Start of Exercise material

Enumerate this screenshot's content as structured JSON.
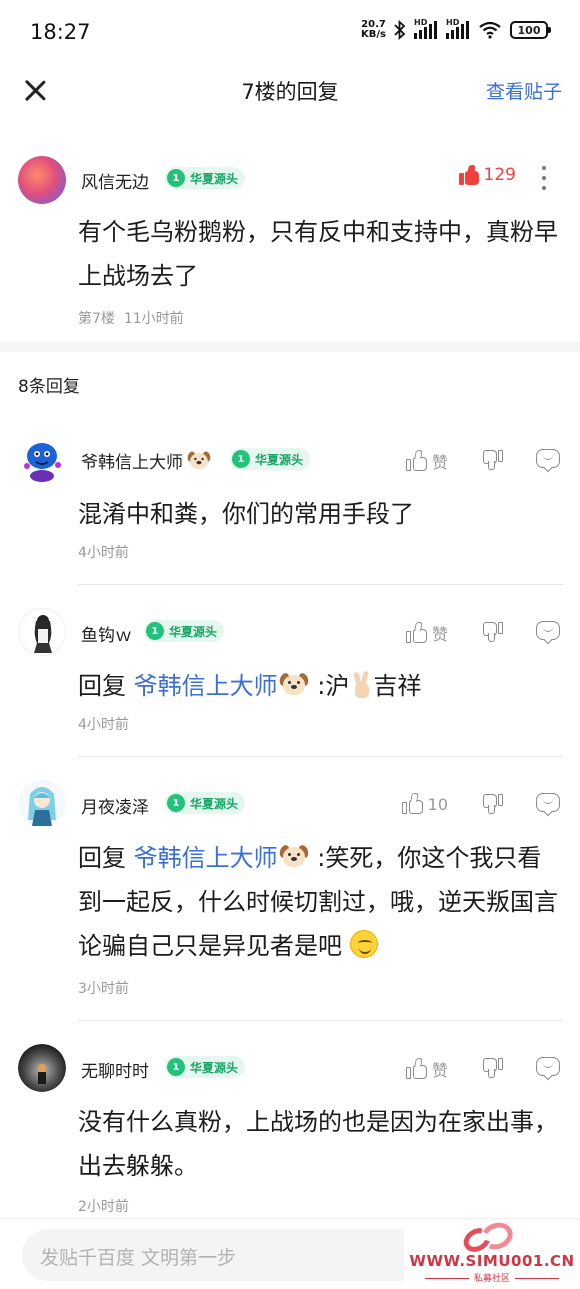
{
  "status_bar": {
    "time": "18:27",
    "net_speed_value": "20.7",
    "net_speed_unit": "KB/s",
    "signal_label": "HD",
    "battery": "100"
  },
  "nav": {
    "title": "7楼的回复",
    "view_post_label": "查看贴子"
  },
  "main_post": {
    "username": "风信无边",
    "badge_level": "1",
    "badge_label": "华夏源头",
    "like_count": "129",
    "text": "有个毛乌粉鹅粉，只有反中和支持中，真粉早上战场去了",
    "floor": "第7楼",
    "time": "11小时前"
  },
  "reply_count_label": "8条回复",
  "replies": [
    {
      "username": "爷韩信上大师",
      "badge_level": "1",
      "badge_label": "华夏源头",
      "like_label": "赞",
      "text": "混淆中和粪，你们的常用手段了",
      "time": "4小时前"
    },
    {
      "username": "鱼钩ｗ",
      "badge_level": "1",
      "badge_label": "华夏源头",
      "like_label": "赞",
      "reply_prefix": "回复",
      "reply_to": "爷韩信上大师",
      "text_before": " :沪",
      "text_after": "吉祥",
      "time": "4小时前"
    },
    {
      "username": "月夜凌泽",
      "badge_level": "1",
      "badge_label": "华夏源头",
      "like_label": "10",
      "reply_prefix": "回复",
      "reply_to": "爷韩信上大师",
      "text_before": " :笑死，你这个我只看到一起反，什么时候切割过，哦，逆天叛国言论骗自己只是异见者是吧",
      "time": "3小时前"
    },
    {
      "username": "无聊时时",
      "badge_level": "1",
      "badge_label": "华夏源头",
      "like_label": "赞",
      "text": "没有什么真粉，上战场的也是因为在家出事，出去躲躲。",
      "time": "2小时前"
    }
  ],
  "bottom": {
    "input_placeholder": "发贴千百度 文明第一步",
    "watermark_text": "WWW.SIMU001.CN",
    "watermark_sub": "私募社区"
  },
  "colors": {
    "link_blue": "#3a6fd8",
    "like_red": "#f0413d",
    "badge_green": "#22c27a",
    "watermark_red": "#d23442"
  },
  "icons": [
    "close-icon",
    "thumbs-up-icon",
    "thumbs-down-icon",
    "comment-icon",
    "more-icon",
    "dog-emoji-icon",
    "smile-emoji-icon",
    "victory-hand-emoji-icon",
    "bluetooth-icon",
    "wifi-icon",
    "signal-icon",
    "battery-icon"
  ]
}
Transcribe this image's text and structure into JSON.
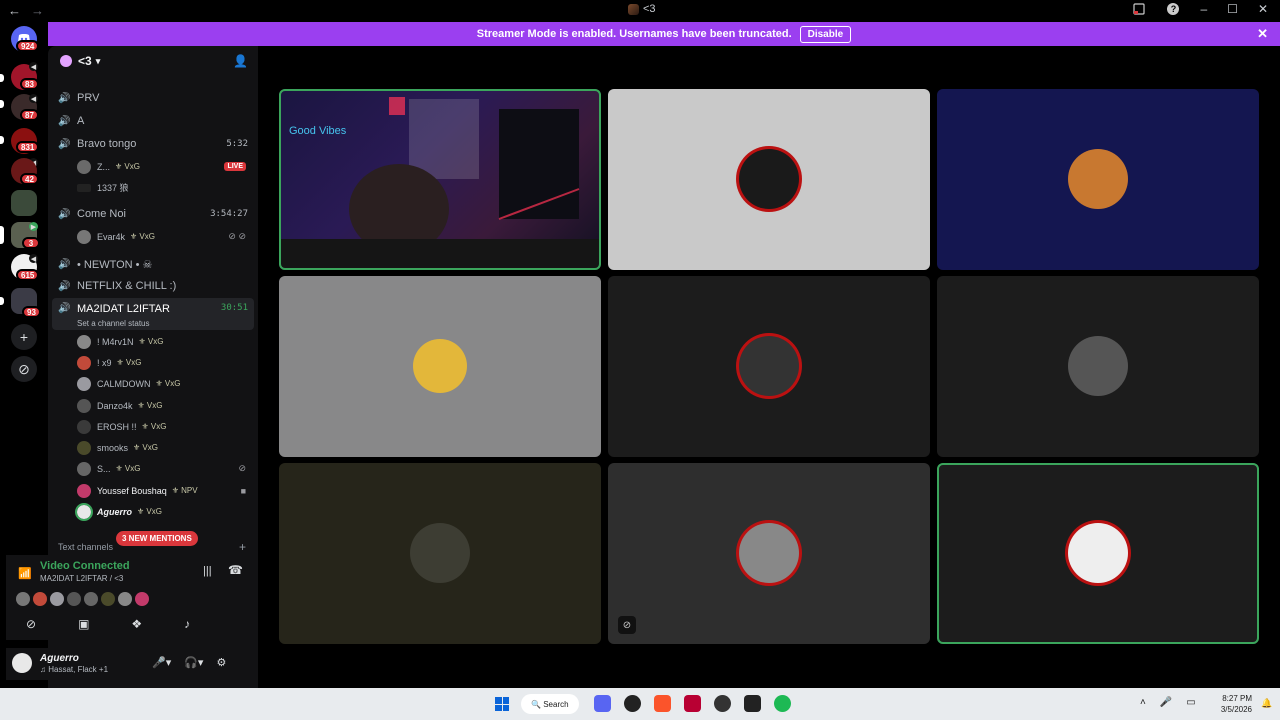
{
  "titlebar": {
    "back": "←",
    "forward": "→",
    "center_title": "<3",
    "icons": [
      "inbox-icon",
      "help-icon",
      "minimize-icon",
      "maximize-icon",
      "close-icon"
    ],
    "minimize": "–",
    "maximize": "☐",
    "close": "✕",
    "help": "?"
  },
  "banner": {
    "text": "Streamer Mode is enabled. Usernames have been truncated.",
    "button": "Disable",
    "close": "✕"
  },
  "servers": [
    {
      "badge": "924",
      "name": "discord-home"
    },
    {
      "badge": "83",
      "name": "server-1"
    },
    {
      "badge": "87",
      "name": "server-2"
    },
    {
      "badge": "831",
      "name": "server-3"
    },
    {
      "badge": "42",
      "name": "server-4"
    },
    {
      "badge": "",
      "name": "server-5"
    },
    {
      "badge": "3",
      "name": "server-6"
    },
    {
      "badge": "615",
      "name": "server-7"
    },
    {
      "badge": "93",
      "name": "server-8"
    }
  ],
  "sidebar": {
    "server_name": "<3",
    "channels": {
      "prv": "PRV",
      "a": "A",
      "bravo": {
        "label": "Bravo tongo",
        "time": "5:32",
        "live": "LIVE",
        "users": [
          {
            "name": "Z...",
            "tag": "VxG"
          },
          {
            "name": "1337 狼",
            "tag": ""
          }
        ]
      },
      "come": {
        "label": "Come Noi",
        "time": "3:54:27",
        "users": [
          {
            "name": "Evar4k",
            "tag": "VxG"
          }
        ]
      },
      "newton": "• NEWTON • ☠",
      "netflix": "NETFLIX & CHILL :)",
      "ma2idat": {
        "label": "MA2IDAT L2IFTAR",
        "time": "30:51",
        "status": "Set a channel status"
      }
    },
    "ma2idat_users": [
      {
        "name": "! M4rv1N",
        "tag": "VxG"
      },
      {
        "name": "! x9",
        "tag": "VxG"
      },
      {
        "name": "CALMDOWN",
        "tag": "VxG"
      },
      {
        "name": "Danzo4k",
        "tag": "VxG"
      },
      {
        "name": "EROSH !!",
        "tag": "VxG"
      },
      {
        "name": "smooks",
        "tag": "VxG"
      },
      {
        "name": "S...",
        "tag": "VxG"
      },
      {
        "name": "Youssef Boushaq",
        "tag": "NPV"
      },
      {
        "name": "Aguerro",
        "tag": "VxG"
      }
    ],
    "mentions": "3 NEW MENTIONS",
    "text_channels": "Text channels"
  },
  "voice_panel": {
    "title": "Video Connected",
    "subtitle": "MA2IDAT L2IFTAR / <3"
  },
  "userbar": {
    "name": "Aguerro",
    "status": "♫ Hassat, Flack +1"
  },
  "taskbar": {
    "search": "Search",
    "time": "8:27 PM",
    "date": "3/5/2026"
  },
  "colors": {
    "accent": "#9b3ff0",
    "speaking": "#3ba55c",
    "mention": "#da373c"
  }
}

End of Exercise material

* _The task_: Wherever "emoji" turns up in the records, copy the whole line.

* _Solution below_:
    "dog-emoji-icon",
    "smile-emoji-icon",
    "victory-hand-emoji-icon",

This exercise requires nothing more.